Recorded data START

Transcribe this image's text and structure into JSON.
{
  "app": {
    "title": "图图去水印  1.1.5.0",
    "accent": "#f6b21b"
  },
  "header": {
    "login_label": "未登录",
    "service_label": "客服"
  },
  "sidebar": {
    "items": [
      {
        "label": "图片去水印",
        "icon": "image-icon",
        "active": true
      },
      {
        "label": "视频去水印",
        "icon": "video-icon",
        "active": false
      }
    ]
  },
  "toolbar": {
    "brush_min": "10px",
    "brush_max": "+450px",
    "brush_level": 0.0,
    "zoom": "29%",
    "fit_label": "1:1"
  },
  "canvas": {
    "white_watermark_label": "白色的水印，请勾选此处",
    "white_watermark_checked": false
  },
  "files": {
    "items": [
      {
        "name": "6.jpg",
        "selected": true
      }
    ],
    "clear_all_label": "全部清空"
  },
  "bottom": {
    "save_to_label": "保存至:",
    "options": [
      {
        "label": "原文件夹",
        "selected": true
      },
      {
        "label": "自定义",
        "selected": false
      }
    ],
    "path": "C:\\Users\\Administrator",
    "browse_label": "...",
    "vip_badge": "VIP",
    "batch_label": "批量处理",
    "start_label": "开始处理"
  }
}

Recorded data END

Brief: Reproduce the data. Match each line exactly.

Written solution:
Transcribe this image's text and structure into JSON.
{
  "app": {
    "title": "图图去水印  1.1.5.0",
    "accent": "#f6b21b"
  },
  "header": {
    "login_label": "未登录",
    "service_label": "客服"
  },
  "sidebar": {
    "items": [
      {
        "label": "图片去水印",
        "icon": "image-icon",
        "active": true
      },
      {
        "label": "视频去水印",
        "icon": "video-icon",
        "active": false
      }
    ]
  },
  "toolbar": {
    "brush_min": "10px",
    "brush_max": "+450px",
    "brush_level": 0.0,
    "zoom": "29%",
    "fit_label": "1:1"
  },
  "canvas": {
    "white_watermark_label": "白色的水印，请勾选此处",
    "white_watermark_checked": false
  },
  "files": {
    "items": [
      {
        "name": "6.jpg",
        "selected": true
      }
    ],
    "clear_all_label": "全部清空"
  },
  "bottom": {
    "save_to_label": "保存至:",
    "options": [
      {
        "label": "原文件夹",
        "selected": true
      },
      {
        "label": "自定义",
        "selected": false
      }
    ],
    "path": "C:\\Users\\Administrator",
    "browse_label": "...",
    "vip_badge": "VIP",
    "batch_label": "批量处理",
    "start_label": "开始处理"
  }
}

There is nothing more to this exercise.